• [Exercise brief]: If a line in the entries below includes "from", show that line.

• [Provided records]:
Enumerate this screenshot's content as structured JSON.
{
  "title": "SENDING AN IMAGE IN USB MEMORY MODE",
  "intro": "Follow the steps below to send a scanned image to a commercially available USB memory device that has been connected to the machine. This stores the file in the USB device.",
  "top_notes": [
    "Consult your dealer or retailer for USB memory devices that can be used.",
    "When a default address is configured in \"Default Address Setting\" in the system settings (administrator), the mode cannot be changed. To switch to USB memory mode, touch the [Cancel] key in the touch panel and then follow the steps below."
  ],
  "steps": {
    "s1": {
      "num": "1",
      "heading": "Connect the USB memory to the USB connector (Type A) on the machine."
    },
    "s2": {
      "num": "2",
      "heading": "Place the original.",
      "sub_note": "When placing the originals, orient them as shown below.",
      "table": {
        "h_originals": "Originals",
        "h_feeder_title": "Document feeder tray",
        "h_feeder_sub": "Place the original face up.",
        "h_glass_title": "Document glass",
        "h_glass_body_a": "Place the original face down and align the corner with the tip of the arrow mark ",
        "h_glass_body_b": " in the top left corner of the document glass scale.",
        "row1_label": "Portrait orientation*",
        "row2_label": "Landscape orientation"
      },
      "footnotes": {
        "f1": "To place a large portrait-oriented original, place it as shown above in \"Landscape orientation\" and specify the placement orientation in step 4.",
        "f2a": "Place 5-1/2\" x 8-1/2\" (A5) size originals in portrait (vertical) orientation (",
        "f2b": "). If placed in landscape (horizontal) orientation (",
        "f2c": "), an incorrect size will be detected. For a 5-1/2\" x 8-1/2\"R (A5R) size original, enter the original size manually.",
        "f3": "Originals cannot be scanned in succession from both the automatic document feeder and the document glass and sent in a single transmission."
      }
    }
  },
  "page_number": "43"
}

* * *

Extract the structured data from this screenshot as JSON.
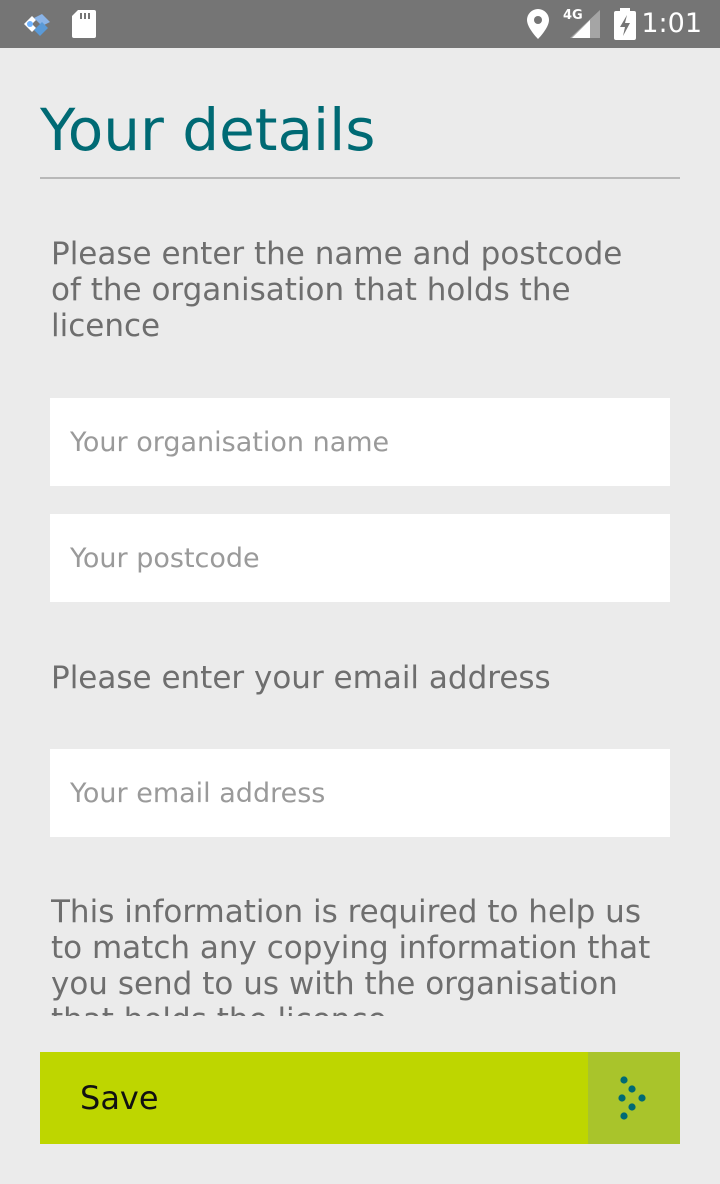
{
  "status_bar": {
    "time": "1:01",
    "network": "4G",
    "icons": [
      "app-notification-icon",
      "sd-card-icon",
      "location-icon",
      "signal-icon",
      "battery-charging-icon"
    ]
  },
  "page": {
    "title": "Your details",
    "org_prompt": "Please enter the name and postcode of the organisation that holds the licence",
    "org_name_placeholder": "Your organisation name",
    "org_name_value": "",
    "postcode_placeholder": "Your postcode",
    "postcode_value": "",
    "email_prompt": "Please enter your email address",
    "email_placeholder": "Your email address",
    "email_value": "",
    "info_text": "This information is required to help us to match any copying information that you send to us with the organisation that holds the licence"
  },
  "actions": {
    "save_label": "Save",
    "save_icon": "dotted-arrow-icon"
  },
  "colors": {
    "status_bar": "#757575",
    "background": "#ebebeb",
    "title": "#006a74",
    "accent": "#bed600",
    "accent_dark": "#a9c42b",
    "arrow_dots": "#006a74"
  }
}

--

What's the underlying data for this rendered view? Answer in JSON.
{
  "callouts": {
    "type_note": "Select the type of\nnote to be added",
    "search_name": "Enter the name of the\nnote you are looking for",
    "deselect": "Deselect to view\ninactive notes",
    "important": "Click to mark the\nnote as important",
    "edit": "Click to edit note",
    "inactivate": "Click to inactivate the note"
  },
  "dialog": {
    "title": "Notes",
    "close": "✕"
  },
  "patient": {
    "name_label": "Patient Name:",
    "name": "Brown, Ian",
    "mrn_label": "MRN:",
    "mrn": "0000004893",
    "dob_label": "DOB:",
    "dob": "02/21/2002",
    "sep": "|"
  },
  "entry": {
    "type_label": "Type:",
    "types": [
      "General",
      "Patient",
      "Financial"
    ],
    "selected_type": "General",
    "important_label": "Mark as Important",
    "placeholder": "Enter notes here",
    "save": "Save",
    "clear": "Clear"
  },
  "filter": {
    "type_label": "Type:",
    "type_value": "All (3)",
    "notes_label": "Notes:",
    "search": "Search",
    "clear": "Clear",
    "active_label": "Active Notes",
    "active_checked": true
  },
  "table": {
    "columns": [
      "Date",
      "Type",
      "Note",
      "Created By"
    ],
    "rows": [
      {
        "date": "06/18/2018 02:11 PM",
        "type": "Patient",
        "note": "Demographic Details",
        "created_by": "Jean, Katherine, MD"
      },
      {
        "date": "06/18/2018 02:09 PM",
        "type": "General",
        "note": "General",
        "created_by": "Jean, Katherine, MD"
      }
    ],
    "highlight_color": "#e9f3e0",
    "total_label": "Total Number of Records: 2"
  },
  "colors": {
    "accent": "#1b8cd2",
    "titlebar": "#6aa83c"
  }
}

• [Task output]:
        "f3": "Originals cannot be scanned in succession from both the automatic document feeder and the document glass and sent in a single transmission."
Extract the structured data from this screenshot as JSON.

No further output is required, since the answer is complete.